By all accounts my new white belt Jacqui is well-coordinated, fit, and a good student. But she had some problems the last session and mixed up left and right on a number of exercises. No problem there.
Another picture I ripped off from Google images.
What was interesting was a more subtle problem discovered when I was teaching her the back stance or Hugul Ja Sae (though I never ever learned the Korean terminology until now), required for Chon-ji. Taekwondo's back stance, even in our 'traditional' style, is shorter than that of karate's Kokutsu-dachi.
What happened in our lesson was that Jacqui would be in back stance but have a posture that resembled a cat stance or neko ashi dachi. Her hips were tilted backwards and CoG was closer to the back foot, rather than 70% - as is required. I think that the shortening of the TKD back stance creates a larger opportunity to mess up the back stance. The analogy I used to try to resolve this problem was to show her that the back stance was like lowering your backside onto a stool or chair placed close to your back leg, but between your legs. The neko ashi dachi or cat stance would be having a stool behind your back leg, outside the base of both of your feet.

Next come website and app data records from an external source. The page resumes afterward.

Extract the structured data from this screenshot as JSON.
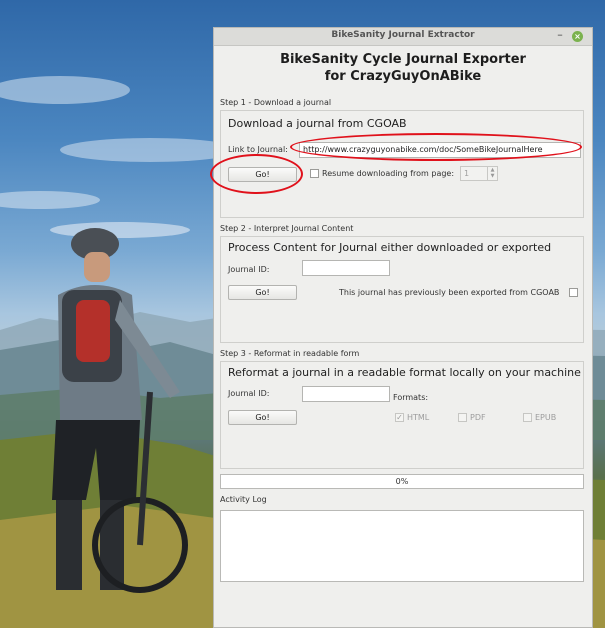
{
  "window": {
    "title": "BikeSanity Journal Extractor",
    "minimize_glyph": "–",
    "close_glyph": "×",
    "close_color": "#7bb24e"
  },
  "app": {
    "title_line1": "BikeSanity Cycle Journal Exporter",
    "title_line2": "for CrazyGuyOnABike"
  },
  "step1": {
    "label": "Step 1 - Download a journal",
    "heading": "Download a journal from CGOAB",
    "link_label": "Link to Journal:",
    "link_value": "http://www.crazyguyonabike.com/doc/SomeBikeJournalHere",
    "go_label": "Go!",
    "resume_label": "Resume downloading from page:",
    "resume_checked": false,
    "resume_page": "1"
  },
  "step2": {
    "label": "Step 2 - Interpret Journal Content",
    "heading": "Process Content for Journal either downloaded or exported",
    "journal_id_label": "Journal ID:",
    "journal_id_value": "",
    "go_label": "Go!",
    "exported_label": "This journal has previously been exported from CGOAB",
    "exported_checked": false
  },
  "step3": {
    "label": "Step 3 - Reformat in readable form",
    "heading": "Reformat a journal in a readable format locally on your machine",
    "journal_id_label": "Journal ID:",
    "journal_id_value": "",
    "go_label": "Go!",
    "formats_label": "Formats:",
    "formats": [
      {
        "label": "HTML",
        "checked": true,
        "enabled": false
      },
      {
        "label": "PDF",
        "checked": false,
        "enabled": false
      },
      {
        "label": "EPUB",
        "checked": false,
        "enabled": false
      }
    ]
  },
  "progress": {
    "text": "0%",
    "value": 0
  },
  "activity_log": {
    "label": "Activity Log",
    "content": ""
  },
  "annotations": {
    "highlight_color": "#e0111b"
  }
}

The link I had above on how to assume a back stance in tae kwon do states that from a back stance, you can easily throw a front kick without telegraphing your movements. I think that is utter crap. You should be able to throw most kicks from most basic stances without telegraphing your movements. The back stance is not a better 'defensive' stance. In fact, the forebalance or truncated forebalance (which we call a 'combat' stance) is a better self defence stance. The back balance is just that - a stance where you have had to shift your COG backwards or had to snake your foot forwards. It is a not to be dismissed - the reverse snap punch, one of the most powerful weapons in the karate-ka's arsenal is launched typically in the back stance. It is a weapon of subversion - it'll hit you without you knowing it was launched and you'd underestimate it because of it's subtlety.